|Art outreach on the city square|
The trip to Albania was actually my thirteenth mission trip. I’ve had the opportunity to go to Ohio, Kentucky, Indiana, Illinois, Pennsylvania, Tennessee, Georgia, Florida, Alabama, Mississippi, D.C., Virginia, and California. But Albania was my first international mission trip. I didn’t want to pass up that opportunity, especially with this group and with evangelism as the goal. So many fun memories with the people there, from exploring the coast of the Adriatic Sea to visiting Sophie’s coffee shop to games we made up and played throughout the week. The makeup of the group was no accident, and the ten of us worked with some awesome missionaries and Albanians along the way. Across the world felt like home because my family was there.
|Service at a village|
Our work in Albania took on one of two forms. The first was evangelism and relationship building, which were planned mostly by us, and the second was helping existing ministries and missionaries. Our concern over the language barrier was alleviated, as it rarely interfered with what we did. We were brought to English-speaker after English-speaker in Tirana, mostly students close to our age. Our first outreach in the city square led my group to three high school students with the opportunity to explain the gospel and pray over them. Our last one led me to someone close to my age, explaining that there is a personal God who loves us and wants to have a relationship with us, a truth that is sometimes lost on a majority-Muslim country. Even outside of official evangelism time, we had appointments to do the same.
Perhaps my favorite evangelistic outreach was our art outreach. I have no traditional artistic ability in the slightest, but many in our group did, and we saw that as no coincidence. Set up in the city square, people flocked to us. Everyone there had stories of people they were able to talk to. One of my favorite attributes of this group is the ability to attract people wherever we go. We are known by our love for each other and for others.
|Kids service for the Roma|
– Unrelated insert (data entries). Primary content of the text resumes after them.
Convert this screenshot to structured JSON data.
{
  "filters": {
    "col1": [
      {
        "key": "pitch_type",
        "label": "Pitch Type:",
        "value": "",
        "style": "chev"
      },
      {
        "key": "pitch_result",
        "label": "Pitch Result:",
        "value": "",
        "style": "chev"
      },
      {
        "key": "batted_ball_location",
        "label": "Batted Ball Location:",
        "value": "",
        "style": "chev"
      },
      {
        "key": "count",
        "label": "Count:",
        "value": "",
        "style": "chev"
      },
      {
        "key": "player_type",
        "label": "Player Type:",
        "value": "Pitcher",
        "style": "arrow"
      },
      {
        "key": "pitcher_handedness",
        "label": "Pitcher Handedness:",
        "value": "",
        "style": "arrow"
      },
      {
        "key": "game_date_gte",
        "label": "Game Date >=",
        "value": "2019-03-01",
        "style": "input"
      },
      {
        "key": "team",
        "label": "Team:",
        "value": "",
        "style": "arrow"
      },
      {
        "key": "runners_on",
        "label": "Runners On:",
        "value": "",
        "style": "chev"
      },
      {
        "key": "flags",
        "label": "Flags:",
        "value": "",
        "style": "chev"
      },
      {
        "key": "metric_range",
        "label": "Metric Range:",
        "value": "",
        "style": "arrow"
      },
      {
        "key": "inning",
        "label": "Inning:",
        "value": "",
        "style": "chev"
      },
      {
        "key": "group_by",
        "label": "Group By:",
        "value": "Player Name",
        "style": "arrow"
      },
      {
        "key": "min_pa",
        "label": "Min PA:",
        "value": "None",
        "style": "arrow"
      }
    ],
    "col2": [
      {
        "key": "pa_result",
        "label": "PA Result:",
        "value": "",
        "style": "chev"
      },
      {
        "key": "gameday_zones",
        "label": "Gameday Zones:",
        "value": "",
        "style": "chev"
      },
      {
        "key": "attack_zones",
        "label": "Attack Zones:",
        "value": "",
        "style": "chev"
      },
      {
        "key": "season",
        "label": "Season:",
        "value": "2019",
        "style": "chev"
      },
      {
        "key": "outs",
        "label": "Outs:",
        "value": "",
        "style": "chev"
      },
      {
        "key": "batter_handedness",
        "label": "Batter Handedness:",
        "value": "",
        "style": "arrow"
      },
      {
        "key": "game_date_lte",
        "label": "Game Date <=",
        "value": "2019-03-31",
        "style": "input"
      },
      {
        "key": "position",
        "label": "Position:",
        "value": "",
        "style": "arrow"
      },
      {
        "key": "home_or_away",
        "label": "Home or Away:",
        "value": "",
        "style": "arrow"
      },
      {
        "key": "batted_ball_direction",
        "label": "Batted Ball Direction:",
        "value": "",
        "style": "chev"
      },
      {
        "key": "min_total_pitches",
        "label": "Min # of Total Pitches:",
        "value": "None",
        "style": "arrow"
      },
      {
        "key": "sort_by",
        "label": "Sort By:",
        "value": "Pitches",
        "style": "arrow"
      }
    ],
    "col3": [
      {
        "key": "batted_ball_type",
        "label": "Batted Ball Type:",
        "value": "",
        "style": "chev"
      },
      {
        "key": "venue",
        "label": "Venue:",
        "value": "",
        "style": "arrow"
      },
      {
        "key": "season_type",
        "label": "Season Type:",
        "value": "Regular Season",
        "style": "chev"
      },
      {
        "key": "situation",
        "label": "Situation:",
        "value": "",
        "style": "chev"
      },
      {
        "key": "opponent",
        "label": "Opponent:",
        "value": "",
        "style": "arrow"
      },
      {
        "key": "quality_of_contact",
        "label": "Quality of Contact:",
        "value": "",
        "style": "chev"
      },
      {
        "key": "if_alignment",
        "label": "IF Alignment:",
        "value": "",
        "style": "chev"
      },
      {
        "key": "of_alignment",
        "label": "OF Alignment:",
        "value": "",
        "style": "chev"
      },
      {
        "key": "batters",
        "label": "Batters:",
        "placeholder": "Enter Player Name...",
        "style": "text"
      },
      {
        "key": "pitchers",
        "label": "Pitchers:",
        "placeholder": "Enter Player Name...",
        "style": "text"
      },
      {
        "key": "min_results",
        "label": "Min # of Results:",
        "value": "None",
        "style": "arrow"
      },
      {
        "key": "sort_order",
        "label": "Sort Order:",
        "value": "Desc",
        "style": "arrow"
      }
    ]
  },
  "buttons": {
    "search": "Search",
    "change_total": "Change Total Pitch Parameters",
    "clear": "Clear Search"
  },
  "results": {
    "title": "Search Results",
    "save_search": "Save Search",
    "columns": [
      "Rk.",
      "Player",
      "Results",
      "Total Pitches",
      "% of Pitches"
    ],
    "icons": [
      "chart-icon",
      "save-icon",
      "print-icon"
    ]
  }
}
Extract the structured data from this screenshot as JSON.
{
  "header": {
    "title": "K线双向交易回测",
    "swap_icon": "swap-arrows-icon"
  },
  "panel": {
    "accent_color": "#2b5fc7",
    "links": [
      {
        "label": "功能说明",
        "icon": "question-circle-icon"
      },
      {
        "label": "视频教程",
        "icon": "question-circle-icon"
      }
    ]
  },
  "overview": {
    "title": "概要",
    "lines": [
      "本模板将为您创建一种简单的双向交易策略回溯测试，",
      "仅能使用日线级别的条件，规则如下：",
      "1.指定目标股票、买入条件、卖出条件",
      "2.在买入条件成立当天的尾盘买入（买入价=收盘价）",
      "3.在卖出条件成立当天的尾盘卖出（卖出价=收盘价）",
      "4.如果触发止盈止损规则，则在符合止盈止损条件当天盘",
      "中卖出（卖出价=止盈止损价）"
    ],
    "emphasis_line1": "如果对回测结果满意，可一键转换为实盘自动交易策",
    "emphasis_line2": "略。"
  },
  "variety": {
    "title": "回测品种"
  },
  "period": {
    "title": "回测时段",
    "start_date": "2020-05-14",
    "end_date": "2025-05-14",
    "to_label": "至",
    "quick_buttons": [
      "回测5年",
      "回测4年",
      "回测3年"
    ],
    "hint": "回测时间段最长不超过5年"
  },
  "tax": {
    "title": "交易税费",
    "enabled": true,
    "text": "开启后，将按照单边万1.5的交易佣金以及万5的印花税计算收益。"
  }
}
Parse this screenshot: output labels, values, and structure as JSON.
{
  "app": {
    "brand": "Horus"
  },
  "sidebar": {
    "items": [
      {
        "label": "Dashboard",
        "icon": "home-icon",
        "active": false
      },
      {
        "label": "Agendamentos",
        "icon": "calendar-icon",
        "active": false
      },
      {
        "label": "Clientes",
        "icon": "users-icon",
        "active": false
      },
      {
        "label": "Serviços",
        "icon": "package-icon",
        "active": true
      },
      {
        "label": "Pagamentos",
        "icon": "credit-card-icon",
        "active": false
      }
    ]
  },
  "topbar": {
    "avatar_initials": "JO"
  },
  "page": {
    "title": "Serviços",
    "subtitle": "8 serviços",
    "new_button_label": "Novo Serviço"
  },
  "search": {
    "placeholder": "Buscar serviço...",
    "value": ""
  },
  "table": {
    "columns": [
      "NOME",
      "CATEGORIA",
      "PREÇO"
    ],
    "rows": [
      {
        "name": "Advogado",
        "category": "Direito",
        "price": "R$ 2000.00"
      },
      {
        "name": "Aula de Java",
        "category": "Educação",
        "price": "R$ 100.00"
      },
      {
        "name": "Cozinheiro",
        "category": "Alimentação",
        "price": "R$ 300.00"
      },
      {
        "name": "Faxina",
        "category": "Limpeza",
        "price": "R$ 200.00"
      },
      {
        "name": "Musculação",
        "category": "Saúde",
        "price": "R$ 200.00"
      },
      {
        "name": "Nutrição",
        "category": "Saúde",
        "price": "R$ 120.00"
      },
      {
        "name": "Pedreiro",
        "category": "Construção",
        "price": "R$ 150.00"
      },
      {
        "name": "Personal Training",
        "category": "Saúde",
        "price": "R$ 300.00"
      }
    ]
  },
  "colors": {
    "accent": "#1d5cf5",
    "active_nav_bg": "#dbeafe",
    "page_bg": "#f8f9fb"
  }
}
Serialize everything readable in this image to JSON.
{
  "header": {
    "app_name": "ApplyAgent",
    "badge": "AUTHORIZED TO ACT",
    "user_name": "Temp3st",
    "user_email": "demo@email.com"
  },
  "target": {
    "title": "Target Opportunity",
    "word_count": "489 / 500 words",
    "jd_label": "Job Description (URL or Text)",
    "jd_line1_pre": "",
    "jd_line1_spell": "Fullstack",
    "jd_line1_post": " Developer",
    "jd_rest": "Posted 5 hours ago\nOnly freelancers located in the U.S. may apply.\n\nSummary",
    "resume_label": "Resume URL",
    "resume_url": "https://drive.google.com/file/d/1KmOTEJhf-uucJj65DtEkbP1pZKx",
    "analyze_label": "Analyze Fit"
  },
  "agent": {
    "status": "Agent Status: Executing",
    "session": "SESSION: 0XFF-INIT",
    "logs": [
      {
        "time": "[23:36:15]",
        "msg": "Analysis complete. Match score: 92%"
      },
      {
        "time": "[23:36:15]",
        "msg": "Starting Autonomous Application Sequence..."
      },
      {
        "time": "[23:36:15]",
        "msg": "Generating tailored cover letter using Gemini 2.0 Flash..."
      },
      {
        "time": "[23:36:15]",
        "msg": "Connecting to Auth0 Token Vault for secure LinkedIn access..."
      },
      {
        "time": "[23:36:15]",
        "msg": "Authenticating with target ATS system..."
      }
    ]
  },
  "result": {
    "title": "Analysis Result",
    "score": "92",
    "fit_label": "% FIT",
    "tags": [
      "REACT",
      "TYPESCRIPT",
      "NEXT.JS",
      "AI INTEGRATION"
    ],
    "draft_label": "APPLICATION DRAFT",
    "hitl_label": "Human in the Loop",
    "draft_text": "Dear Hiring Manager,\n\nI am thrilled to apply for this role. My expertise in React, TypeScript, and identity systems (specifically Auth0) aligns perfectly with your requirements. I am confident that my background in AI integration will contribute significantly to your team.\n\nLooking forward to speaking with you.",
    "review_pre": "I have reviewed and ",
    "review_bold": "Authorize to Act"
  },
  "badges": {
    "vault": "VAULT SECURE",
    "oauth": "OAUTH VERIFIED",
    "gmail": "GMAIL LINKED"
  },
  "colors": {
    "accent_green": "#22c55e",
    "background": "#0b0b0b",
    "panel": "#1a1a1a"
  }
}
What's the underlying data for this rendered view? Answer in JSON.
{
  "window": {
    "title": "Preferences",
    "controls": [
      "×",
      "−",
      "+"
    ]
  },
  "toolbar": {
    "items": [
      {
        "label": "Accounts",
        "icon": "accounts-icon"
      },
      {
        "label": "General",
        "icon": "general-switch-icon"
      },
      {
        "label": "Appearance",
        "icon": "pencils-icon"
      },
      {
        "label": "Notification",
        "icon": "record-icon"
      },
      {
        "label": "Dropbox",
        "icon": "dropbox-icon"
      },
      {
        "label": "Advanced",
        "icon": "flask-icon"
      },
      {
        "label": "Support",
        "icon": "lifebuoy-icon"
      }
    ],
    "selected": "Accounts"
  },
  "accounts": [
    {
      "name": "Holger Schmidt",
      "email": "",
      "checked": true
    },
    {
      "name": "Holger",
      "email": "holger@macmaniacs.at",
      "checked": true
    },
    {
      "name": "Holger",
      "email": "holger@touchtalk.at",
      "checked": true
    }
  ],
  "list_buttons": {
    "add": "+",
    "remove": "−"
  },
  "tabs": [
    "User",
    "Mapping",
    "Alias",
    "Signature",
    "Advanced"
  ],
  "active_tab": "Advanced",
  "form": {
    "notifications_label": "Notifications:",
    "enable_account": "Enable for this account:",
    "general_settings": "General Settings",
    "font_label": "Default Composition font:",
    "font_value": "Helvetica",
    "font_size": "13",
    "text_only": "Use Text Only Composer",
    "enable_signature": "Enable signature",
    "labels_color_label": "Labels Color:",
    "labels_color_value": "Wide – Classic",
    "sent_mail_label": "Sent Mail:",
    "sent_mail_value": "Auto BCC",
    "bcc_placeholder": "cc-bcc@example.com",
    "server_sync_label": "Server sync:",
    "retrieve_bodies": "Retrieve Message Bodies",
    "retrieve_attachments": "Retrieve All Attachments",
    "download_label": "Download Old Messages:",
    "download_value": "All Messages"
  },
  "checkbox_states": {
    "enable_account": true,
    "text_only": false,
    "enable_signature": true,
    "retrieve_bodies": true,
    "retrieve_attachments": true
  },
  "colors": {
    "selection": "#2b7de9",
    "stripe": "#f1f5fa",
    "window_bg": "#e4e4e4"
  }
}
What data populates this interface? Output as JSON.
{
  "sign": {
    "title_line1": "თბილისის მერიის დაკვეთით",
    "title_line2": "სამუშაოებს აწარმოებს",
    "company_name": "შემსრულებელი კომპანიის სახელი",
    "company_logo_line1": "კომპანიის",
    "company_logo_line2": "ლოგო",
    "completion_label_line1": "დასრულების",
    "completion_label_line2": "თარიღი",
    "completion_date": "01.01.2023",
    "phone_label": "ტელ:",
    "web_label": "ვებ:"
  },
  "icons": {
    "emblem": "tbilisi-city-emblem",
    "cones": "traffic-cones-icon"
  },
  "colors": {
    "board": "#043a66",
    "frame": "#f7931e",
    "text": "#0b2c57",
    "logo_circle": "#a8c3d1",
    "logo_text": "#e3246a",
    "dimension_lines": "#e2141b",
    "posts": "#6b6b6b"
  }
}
So many awesome relationships were formed that night. We genuinely cared for the people we met, and they wanted to get to know us. Our goal in being out was to share the gospel, but it flowed naturally in the course of our conversation with people—conversation about school, dreams, experiences, fears, hobbies, and friends. I talked to Ani for a solid two hours that night. She shared her desires for university, her wading through finals, her hopes of moving abroad, and her ways of coping with the stress of school. I sympathized with her on many of those things. We talked about our experiences in our respective countries. And I shared with her that a personal God who loves her so deeply came to Earth to face the punishment for our wrongdoing so that we could have life.
The work with existing ministries was particularly humbling. Throughout the week we were continually introduced to missionaries who have sacrificed to follow the call of God wherever He had them go. It showed us the value of community. It demonstrated the purpose for faith. And above all, it continued to remind us that God does not show partiality. A group of Americans standing in the villages and outcast Roma communities of one of the poorest countries in Europe never had the slightest thought that we were better than. The love of God extends to all of us. We all begin under condemnation and are all offered grace. We need the cross as much as anyone. The same Spirit living in us lives in the Albanian believers. Sin makes us all equally hopeless and the cross and resurrection makes us all equally children.
That might be the biggest takeaway from the trip. The beautiful symphony of voices in multiple languages lifting up the name of Jesus is the embodiment of Heaven. All the Earth will shout His praise. All share the same Father, every tribe and nation adopted into the same family. Every tongue confessing that Jesus is Lord. The love of God spans all borders and social classes, and we’re all in desperate need of Him. This trip constantly reminded us of that.